Richard Pitino has built a resume as one of the nation's up-and-coming young coaches at Florida International University, and bears a last name that draws immediate respect in all corners of college basketball.
That combination was too good for Minnesota to pass up.
Two people with knowledge of the discussions told The Associated Press that Pitino was in negotiations with Minnesota officials on Wednesday, and one said a verbal agreement from him to take over the Gophers was reached in the afternoon. The people spoke on condition of anonymity because the deal has not been announced.
In his lone season at FIU, the son of Louisville coach Rick Pitino led the Panthers to an 18-14 record, the school's first winning season in 13 years. He will turn 31 in September, fitting the profile of a rising star that Minnesota athletic director Norwood Teague has preferred to hire in the past.
Smith, who was fired last week after six seasons at Minnesota, was hired at Texas Tech on Monday.
Finding a replacement for Smith, who brought the Golden Gophers to three NCAA tournaments and delivered the program's first tourney victory since 1997 with a win over UCLA this year, has been a somewhat laborious task.
Many expected Teague and associate athletic director Mike Ellis — two men considered to have strong contacts in the college basketball coaching world — to go for a big name to bring a different energy into a program they felt had hit a wall.
But Shaka Smart, who was hired by Teague at VCU, and Iowa State's Fred Hoiberg parlayed interest from Minnesota into lucrative long-term deals to remain at their schools. Alumni and former NBA coach Flip Saunders turned down an offer last weekend, and the Gophers reportedly swung and missed at several other candidates as well, including Butler's Brad Stevens.
In the end, Pitino's pedigree and connections to another top coach in Florida's Billy Donovan may have sealed the deal.

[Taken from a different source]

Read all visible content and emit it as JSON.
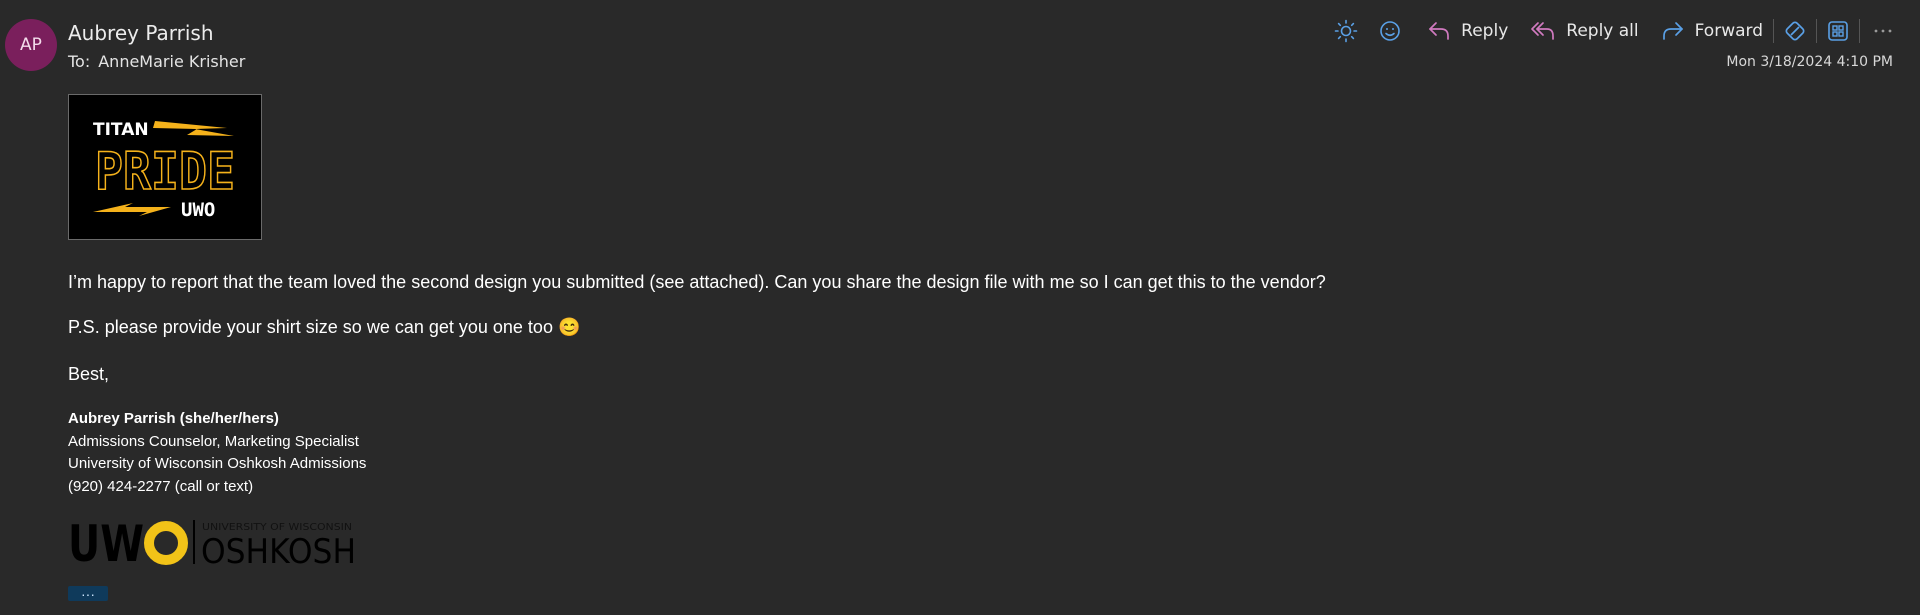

Teague hired Smart off Donovan's staff, and the charismatic young coach took VCU to the Final Four. Before Smart, Teague worked with Anthony Grant, another former assistant of Donovan's.
In addition to working with his father at Louisville, Richard Pitino served briefly on Donovan's staff with the Gators.
"The great thing about Billy and my dad, they're always willing to give me advice," Pitino told The Associated Press in February. "They understand where I'm at. I call Billy every single day, almost like I call my dad, and I'm so appreciative that they give the time to try to teach me. It's so exciting. For me, I can't try to be Billy Donovan, I can't try to be Rick Pitino. I've got to be my own man and play my own style, and it's been fun trying to figure it out."
He also knows a little something about replacing a big-name coach.
Pitino was hired last year to take over the Panthers, who never got going under NBA Hall of Famer Isiah Thomas. He inherited a program that was short on talent and long on academic problems, but was credited with helping instill a renewed focus to performance in the classroom during his short run with the Panthers. They went 11-9 in the Sun Belt Conference, the most wins since joining the league in 1998-99.
Smith is greatly respected for his work at Tulsa, Georgia and, most notably, Kentucky, where he won a national championship in 1998, his first season after replacing Rick Pitino. He restored Minnesota to respectability, but was fired having never finished with a winning record in the Big Ten.
Just like he did at Florida International, Pitino will have plenty of work to do at Minnesota. The Gophers are losing seniors Trevor Mbakwe and Rodney Williams from an already thin frontcourt and the length of the search has already resulted in one of the top recruits from next year's class pulling out of his commitment. Alvin Ellis, a guard from Chicago, asked for release from his letter of intent Wednesday morning. He could still sign with Minnesota.
The bigger priority will be playing catch-up with three of highly sought after high school juniors who all play in Minnesota. Apple Valley point guard Tyus Jones is considered one of the top five players in his class and has drawn interest from Michigan State, Duke and Kentucky. DeLaSalle's Reid Travis and Robbinsdale Cooper's Rashad Vaughn are also drawing interest.